● **Work required**:
An exact copy of all the data below is needed, without its pictures.

[Records for this exercise]

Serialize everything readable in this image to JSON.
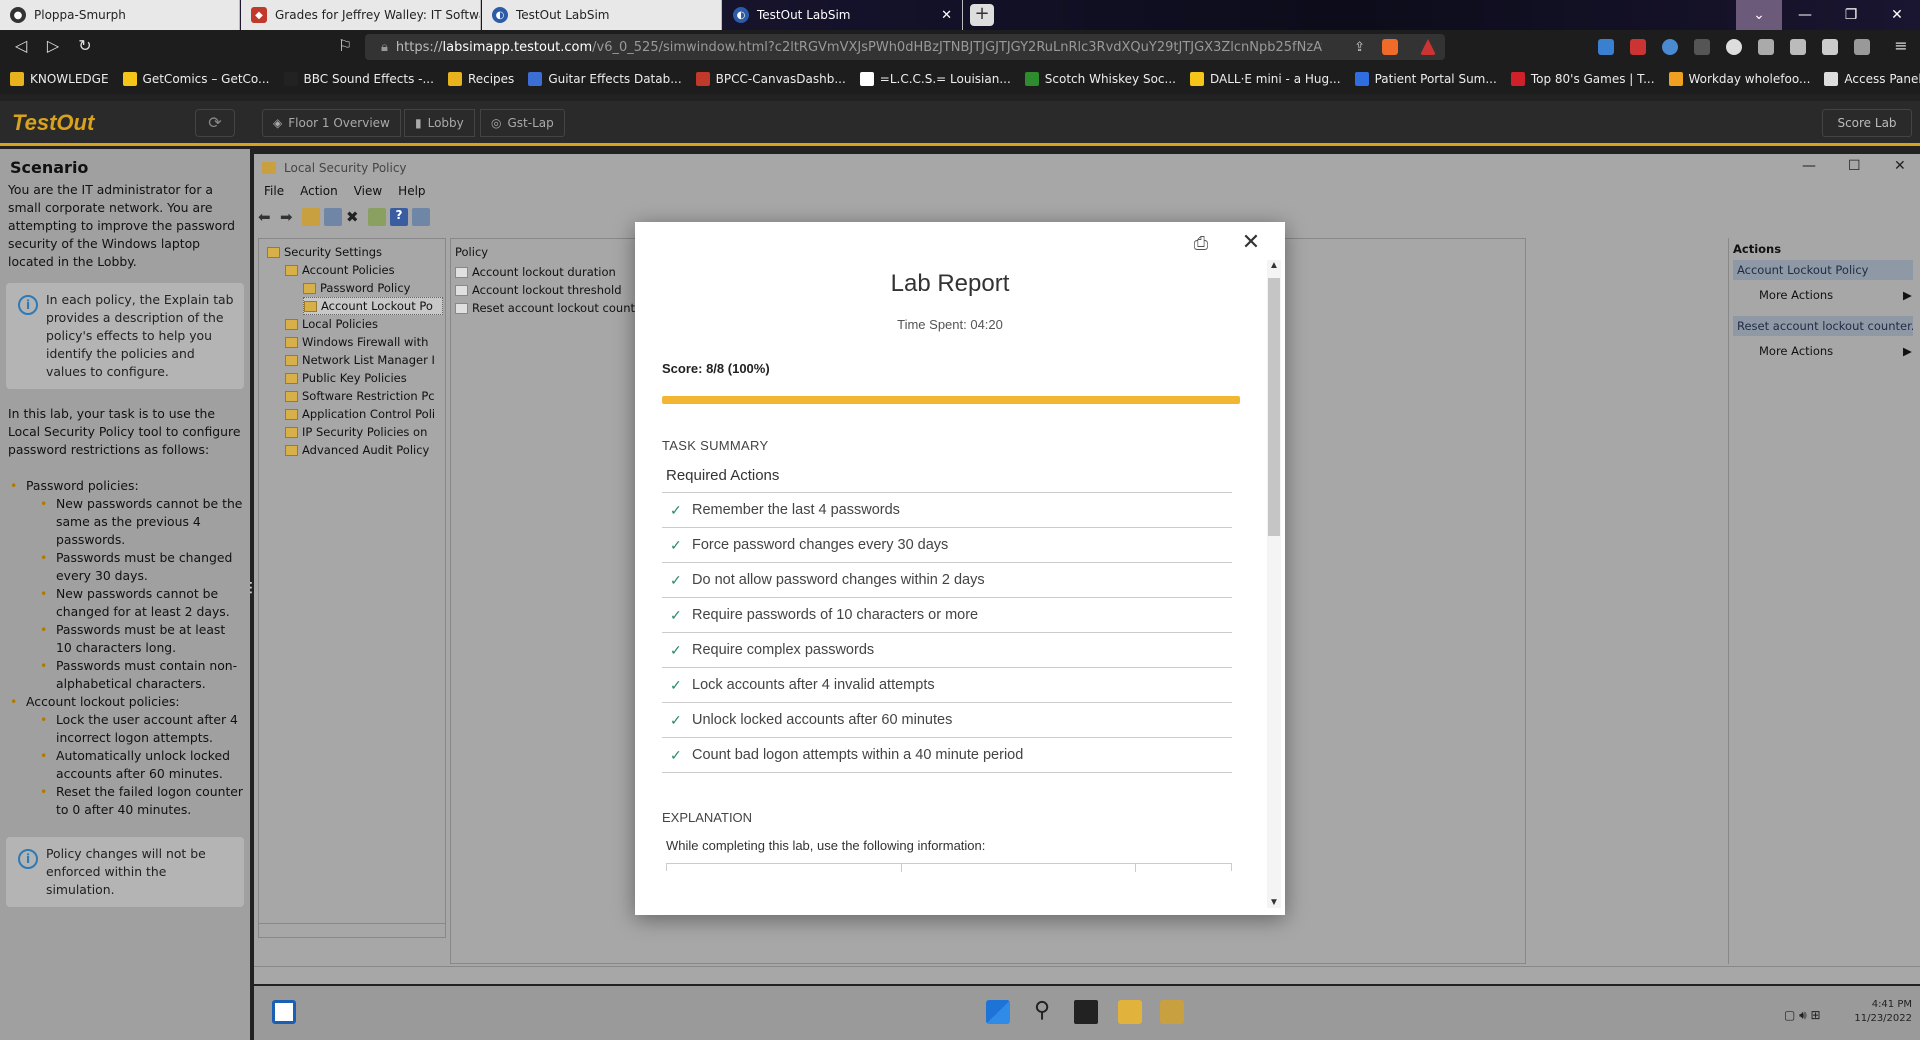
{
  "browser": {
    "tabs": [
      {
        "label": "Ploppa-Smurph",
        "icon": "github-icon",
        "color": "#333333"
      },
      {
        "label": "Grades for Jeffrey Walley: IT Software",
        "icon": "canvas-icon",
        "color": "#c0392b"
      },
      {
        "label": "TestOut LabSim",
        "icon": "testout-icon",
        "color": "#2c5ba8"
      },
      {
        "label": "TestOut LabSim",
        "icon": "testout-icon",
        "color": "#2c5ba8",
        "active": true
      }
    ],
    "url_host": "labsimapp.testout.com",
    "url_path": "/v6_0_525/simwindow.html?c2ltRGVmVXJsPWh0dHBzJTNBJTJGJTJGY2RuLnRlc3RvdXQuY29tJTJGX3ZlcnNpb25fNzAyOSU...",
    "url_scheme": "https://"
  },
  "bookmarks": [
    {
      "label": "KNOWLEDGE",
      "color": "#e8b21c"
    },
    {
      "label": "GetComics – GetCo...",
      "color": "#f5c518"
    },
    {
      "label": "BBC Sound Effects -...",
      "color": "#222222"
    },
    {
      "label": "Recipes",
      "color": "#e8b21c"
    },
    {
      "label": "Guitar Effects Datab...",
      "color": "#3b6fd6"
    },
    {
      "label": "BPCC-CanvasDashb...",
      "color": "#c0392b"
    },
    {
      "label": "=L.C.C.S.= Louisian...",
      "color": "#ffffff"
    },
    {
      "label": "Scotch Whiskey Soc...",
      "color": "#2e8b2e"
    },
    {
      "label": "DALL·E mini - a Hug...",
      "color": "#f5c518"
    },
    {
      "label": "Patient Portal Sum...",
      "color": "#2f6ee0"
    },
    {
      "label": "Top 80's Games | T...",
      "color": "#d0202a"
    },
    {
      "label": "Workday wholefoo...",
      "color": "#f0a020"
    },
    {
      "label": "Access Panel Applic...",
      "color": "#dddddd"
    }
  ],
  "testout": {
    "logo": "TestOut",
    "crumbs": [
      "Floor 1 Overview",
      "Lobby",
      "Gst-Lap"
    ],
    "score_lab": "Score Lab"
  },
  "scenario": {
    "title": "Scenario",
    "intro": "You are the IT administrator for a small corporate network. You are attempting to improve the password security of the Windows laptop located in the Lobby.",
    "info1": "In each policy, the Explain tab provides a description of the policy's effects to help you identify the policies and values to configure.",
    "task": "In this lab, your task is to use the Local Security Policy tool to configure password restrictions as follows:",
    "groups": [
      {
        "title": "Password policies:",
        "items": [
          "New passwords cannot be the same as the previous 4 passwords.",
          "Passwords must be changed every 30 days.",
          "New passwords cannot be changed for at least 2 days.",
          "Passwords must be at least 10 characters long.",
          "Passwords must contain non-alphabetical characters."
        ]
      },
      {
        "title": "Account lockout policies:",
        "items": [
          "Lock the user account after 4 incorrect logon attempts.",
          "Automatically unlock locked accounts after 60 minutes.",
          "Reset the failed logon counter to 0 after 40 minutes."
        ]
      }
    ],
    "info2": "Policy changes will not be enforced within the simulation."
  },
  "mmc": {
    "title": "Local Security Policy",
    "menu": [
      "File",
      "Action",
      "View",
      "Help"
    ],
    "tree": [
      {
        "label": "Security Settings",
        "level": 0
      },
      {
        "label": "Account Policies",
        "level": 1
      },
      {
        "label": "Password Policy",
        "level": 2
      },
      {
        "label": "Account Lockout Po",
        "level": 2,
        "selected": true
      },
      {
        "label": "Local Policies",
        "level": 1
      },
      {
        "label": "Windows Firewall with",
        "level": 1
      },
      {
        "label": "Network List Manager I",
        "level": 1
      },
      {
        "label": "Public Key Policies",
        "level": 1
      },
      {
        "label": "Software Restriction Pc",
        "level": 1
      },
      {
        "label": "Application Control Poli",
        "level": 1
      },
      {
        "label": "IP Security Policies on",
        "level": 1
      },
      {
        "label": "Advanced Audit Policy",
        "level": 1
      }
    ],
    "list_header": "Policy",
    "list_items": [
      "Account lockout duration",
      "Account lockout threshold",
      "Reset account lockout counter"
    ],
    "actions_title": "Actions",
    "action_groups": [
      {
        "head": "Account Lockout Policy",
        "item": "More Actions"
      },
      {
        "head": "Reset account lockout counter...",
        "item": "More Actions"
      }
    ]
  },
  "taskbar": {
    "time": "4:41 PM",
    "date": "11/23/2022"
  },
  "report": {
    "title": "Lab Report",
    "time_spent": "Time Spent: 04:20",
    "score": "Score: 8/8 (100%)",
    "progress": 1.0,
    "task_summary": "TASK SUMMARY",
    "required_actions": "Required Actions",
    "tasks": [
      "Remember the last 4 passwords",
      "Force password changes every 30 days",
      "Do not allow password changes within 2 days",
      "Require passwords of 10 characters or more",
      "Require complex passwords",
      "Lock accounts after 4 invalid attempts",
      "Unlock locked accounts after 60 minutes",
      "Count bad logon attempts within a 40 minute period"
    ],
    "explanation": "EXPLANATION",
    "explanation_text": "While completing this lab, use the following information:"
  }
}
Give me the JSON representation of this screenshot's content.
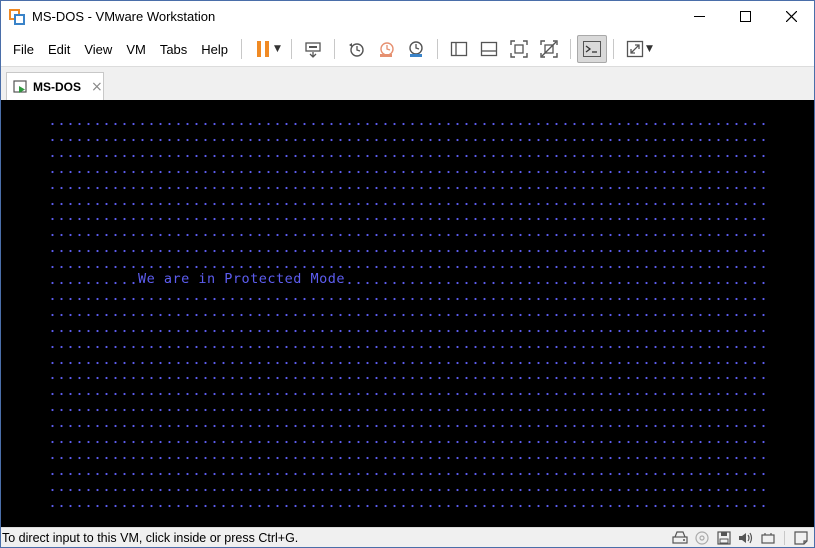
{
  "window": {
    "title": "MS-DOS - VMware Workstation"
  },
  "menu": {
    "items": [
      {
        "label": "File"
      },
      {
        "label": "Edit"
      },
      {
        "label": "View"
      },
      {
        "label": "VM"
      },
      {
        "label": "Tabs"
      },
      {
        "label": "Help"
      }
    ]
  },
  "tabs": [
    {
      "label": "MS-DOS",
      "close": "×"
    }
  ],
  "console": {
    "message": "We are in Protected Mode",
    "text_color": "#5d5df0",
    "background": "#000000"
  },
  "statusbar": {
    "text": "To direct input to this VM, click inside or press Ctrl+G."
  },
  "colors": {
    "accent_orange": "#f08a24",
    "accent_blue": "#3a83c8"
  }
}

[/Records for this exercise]

● **Finished task**:
Serialize everything readable in this image to JSON.
{
  "browser": {
    "tabs": [
      {
        "label": "Ploppa-Smurph",
        "icon": "github-icon",
        "color": "#333333"
      },
      {
        "label": "Grades for Jeffrey Walley: IT Software",
        "icon": "canvas-icon",
        "color": "#c0392b"
      },
      {
        "label": "TestOut LabSim",
        "icon": "testout-icon",
        "color": "#2c5ba8"
      },
      {
        "label": "TestOut LabSim",
        "icon": "testout-icon",
        "color": "#2c5ba8",
        "active": true
      }
    ],
    "url_host": "labsimapp.testout.com",
    "url_path": "/v6_0_525/simwindow.html?c2ltRGVmVXJsPWh0dHBzJTNBJTJGJTJGY2RuLnRlc3RvdXQuY29tJTJGX3ZlcnNpb25fNzAyOSU...",
    "url_scheme": "https://"
  },
  "bookmarks": [
    {
      "label": "KNOWLEDGE",
      "color": "#e8b21c"
    },
    {
      "label": "GetComics – GetCo...",
      "color": "#f5c518"
    },
    {
      "label": "BBC Sound Effects -...",
      "color": "#222222"
    },
    {
      "label": "Recipes",
      "color": "#e8b21c"
    },
    {
      "label": "Guitar Effects Datab...",
      "color": "#3b6fd6"
    },
    {
      "label": "BPCC-CanvasDashb...",
      "color": "#c0392b"
    },
    {
      "label": "=L.C.C.S.= Louisian...",
      "color": "#ffffff"
    },
    {
      "label": "Scotch Whiskey Soc...",
      "color": "#2e8b2e"
    },
    {
      "label": "DALL·E mini - a Hug...",
      "color": "#f5c518"
    },
    {
      "label": "Patient Portal Sum...",
      "color": "#2f6ee0"
    },
    {
      "label": "Top 80's Games | T...",
      "color": "#d0202a"
    },
    {
      "label": "Workday wholefoo...",
      "color": "#f0a020"
    },
    {
      "label": "Access Panel Applic...",
      "color": "#dddddd"
    }
  ],
  "testout": {
    "logo": "TestOut",
    "crumbs": [
      "Floor 1 Overview",
      "Lobby",
      "Gst-Lap"
    ],
    "score_lab": "Score Lab"
  },
  "scenario": {
    "title": "Scenario",
    "intro": "You are the IT administrator for a small corporate network. You are attempting to improve the password security of the Windows laptop located in the Lobby.",
    "info1": "In each policy, the Explain tab provides a description of the policy's effects to help you identify the policies and values to configure.",
    "task": "In this lab, your task is to use the Local Security Policy tool to configure password restrictions as follows:",
    "groups": [
      {
        "title": "Password policies:",
        "items": [
          "New passwords cannot be the same as the previous 4 passwords.",
          "Passwords must be changed every 30 days.",
          "New passwords cannot be changed for at least 2 days.",
          "Passwords must be at least 10 characters long.",
          "Passwords must contain non-alphabetical characters."
        ]
      },
      {
        "title": "Account lockout policies:",
        "items": [
          "Lock the user account after 4 incorrect logon attempts.",
          "Automatically unlock locked accounts after 60 minutes.",
          "Reset the failed logon counter to 0 after 40 minutes."
        ]
      }
    ],
    "info2": "Policy changes will not be enforced within the simulation."
  },
  "mmc": {
    "title": "Local Security Policy",
    "menu": [
      "File",
      "Action",
      "View",
      "Help"
    ],
    "tree": [
      {
        "label": "Security Settings",
        "level": 0
      },
      {
        "label": "Account Policies",
        "level": 1
      },
      {
        "label": "Password Policy",
        "level": 2
      },
      {
        "label": "Account Lockout Po",
        "level": 2,
        "selected": true
      },
      {
        "label": "Local Policies",
        "level": 1
      },
      {
        "label": "Windows Firewall with",
        "level": 1
      },
      {
        "label": "Network List Manager I",
        "level": 1
      },
      {
        "label": "Public Key Policies",
        "level": 1
      },
      {
        "label": "Software Restriction Pc",
        "level": 1
      },
      {
        "label": "Application Control Poli",
        "level": 1
      },
      {
        "label": "IP Security Policies on",
        "level": 1
      },
      {
        "label": "Advanced Audit Policy",
        "level": 1
      }
    ],
    "list_header": "Policy",
    "list_items": [
      "Account lockout duration",
      "Account lockout threshold",
      "Reset account lockout counter"
    ],
    "actions_title": "Actions",
    "action_groups": [
      {
        "head": "Account Lockout Policy",
        "item": "More Actions"
      },
      {
        "head": "Reset account lockout counter...",
        "item": "More Actions"
      }
    ]
  },
  "taskbar": {
    "time": "4:41 PM",
    "date": "11/23/2022"
  },
  "report": {
    "title": "Lab Report",
    "time_spent": "Time Spent: 04:20",
    "score": "Score: 8/8 (100%)",
    "progress": 1.0,
    "task_summary": "TASK SUMMARY",
    "required_actions": "Required Actions",
    "tasks": [
      "Remember the last 4 passwords",
      "Force password changes every 30 days",
      "Do not allow password changes within 2 days",
      "Require passwords of 10 characters or more",
      "Require complex passwords",
      "Lock accounts after 4 invalid attempts",
      "Unlock locked accounts after 60 minutes",
      "Count bad logon attempts within a 40 minute period"
    ],
    "explanation": "EXPLANATION",
    "explanation_text": "While completing this lab, use the following information:"
  }
}
Give me the JSON representation of this screenshot's content.
{
  "window": {
    "title": "MS-DOS - VMware Workstation"
  },
  "menu": {
    "items": [
      {
        "label": "File"
      },
      {
        "label": "Edit"
      },
      {
        "label": "View"
      },
      {
        "label": "VM"
      },
      {
        "label": "Tabs"
      },
      {
        "label": "Help"
      }
    ]
  },
  "tabs": [
    {
      "label": "MS-DOS",
      "close": "×"
    }
  ],
  "console": {
    "message": "We are in Protected Mode",
    "text_color": "#5d5df0",
    "background": "#000000"
  },
  "statusbar": {
    "text": "To direct input to this VM, click inside or press Ctrl+G."
  },
  "colors": {
    "accent_orange": "#f08a24",
    "accent_blue": "#3a83c8"
  }
}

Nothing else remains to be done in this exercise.